Undertaking a research project is your opportunity to demonstrate the knowledge, skills and abilities you have developed throughout your course. This section will help you to think about what topic you want to research, how you formulate research questions and develop aims and objectives.
Your school may provide you with ideas for topics or give you a specific project or research question to answer. In most cases however, you are expected to think of and refine the topic yourself. This can be a difficult task; considering the following questions may help to focus your thoughts:
You do not have to research a completely new area; you will be building on existing research, but you might take a different approach, or research it from a new angle. For example, you may wish to replicate a study but apply different criteria to test, such as using another framework/theory, limiting to a specific country, gender, industry etc.
Discuss any topic ideas with your supervisor as early as possible to ensure that you are researching an appropriate area.
Even just getting started and deciding on a topic can feel really daunting for many students. To help ease any concerns you may have, we asked students who have recently finished their degree to talk about how they overcame some common worries and what advice and top tips they would give to students who are starting their research.
Once you have decided on a topic you will need to narrow down your focus. You need a clear idea of what you want to find out and why. It is helpful to turn your topic into a research question, or set of research questions, to answer even if you do not explicitly state these in your project write up. This will help guide your whole research project.
Research questions should be:
These are all just points to consider; your project does not have to do all of these things!
You may find that your research question evolves as you work through your project.
Here are some examples of research questions. We have provided links where possible to the full projects so you can get a sense of how they discussed their research question without always explicitly stating it:
How western fashion has influenced fashion in Iran (School of Design)
Tehran Fashion: Key political and social influences 20th century to present day.
How have the youths of Tehran reinterpreted western practices of fashion presentation since 1925 to modern day?
Experience of dealing with anorexia-nervosa (School of Psychology)
Experiences of parents of people with anorexia nervosa: an interpretative phenomenological analysis.
How do parents of adult children with anorexia nervosa make sense of their experiences of interactions with healthcare services and professionals?
Margaret Thatcher’s foreign policy (School of History)
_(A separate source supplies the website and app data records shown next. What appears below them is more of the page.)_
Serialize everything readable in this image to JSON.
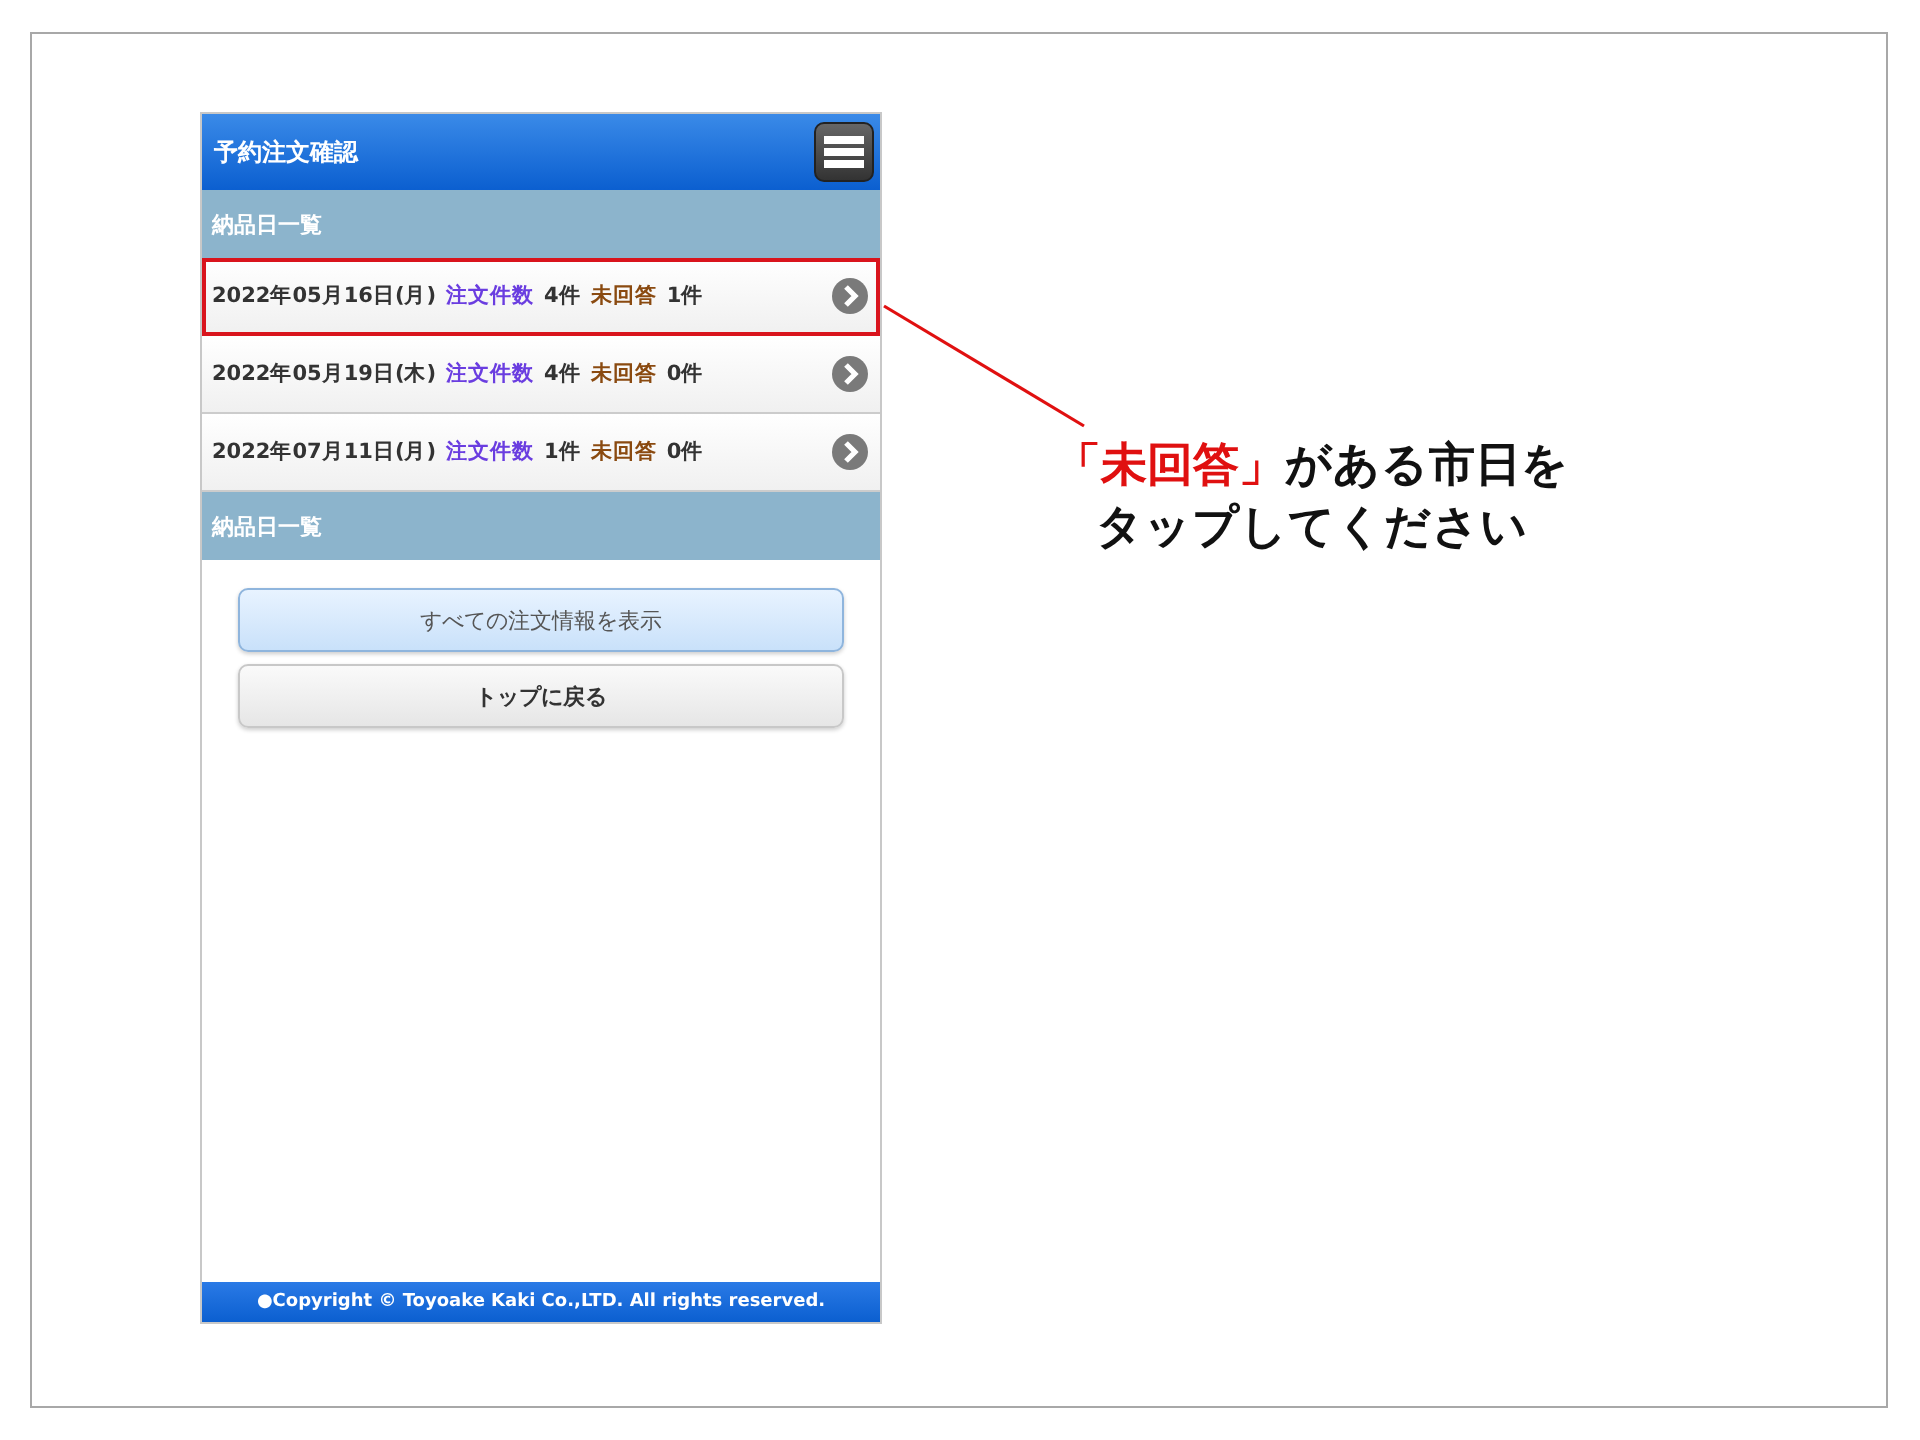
{
  "app": {
    "title": "予約注文確認",
    "sections": [
      {
        "heading": "納品日一覧",
        "rows": [
          {
            "date": "2022年05月16日(月)",
            "order_label": "注文件数",
            "order_count": "4件",
            "unanswered_label": "未回答",
            "unanswered_count": "1件",
            "highlighted": true
          },
          {
            "date": "2022年05月19日(木)",
            "order_label": "注文件数",
            "order_count": "4件",
            "unanswered_label": "未回答",
            "unanswered_count": "0件",
            "highlighted": false
          },
          {
            "date": "2022年07月11日(月)",
            "order_label": "注文件数",
            "order_count": "1件",
            "unanswered_label": "未回答",
            "unanswered_count": "0件",
            "highlighted": false
          }
        ]
      },
      {
        "heading": "納品日一覧"
      }
    ],
    "buttons": [
      {
        "label": "すべての注文情報を表示",
        "kind": "primary"
      },
      {
        "label": "トップに戻る",
        "kind": "default"
      }
    ],
    "footer": "●Copyright © Toyoake Kaki Co.,LTD. All rights reserved."
  },
  "callout": {
    "highlight": "「未回答」",
    "line_1": "がある市日を",
    "line_2": "タップしてください"
  }
}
Dispelling the mythology: a critical examination of the effect that Margaret Thatcher's purported ideological principles had on Britain's implementation of a libertarian foreign policy.
How committed was Margaret Thatcher to the expression of libertarian ideals in foreign policy, and what were key reasons for British cases of governmental non-conformance?
Counter-terrorism and the law (School of Law)
Radicalisation and Universities: A Critical Analysis of the Effectiveness and Consequences of the Prevent Duty.
How effective is Prevent in combatting radicalisation in universities? What are the consequences of Prevent for universities?
Quantum effects (School of Physics and Astronomy)
Quantum effects in Biology.
What is the effect of quantum coherence in the efficiency of energy transfer in photosynthesis and what is the role of the radical pair mechanism in the avian magnetoreception?
Once you have a clearer idea of your research topic and focus, you need to identify your aims and objectives - this will define your project and help to keep you focused. You may be asked to include these explicitly in your project, but this will not always be the case - check your module handbook and ask your supervisor.
This is a statement(s) which expresses the purpose of your research – what do you want to achieve by the end of your research project?
They set out the steps you will need to take to achieve your overall aim(s). They should be specific, measureable, realistic, achievable and time constrained.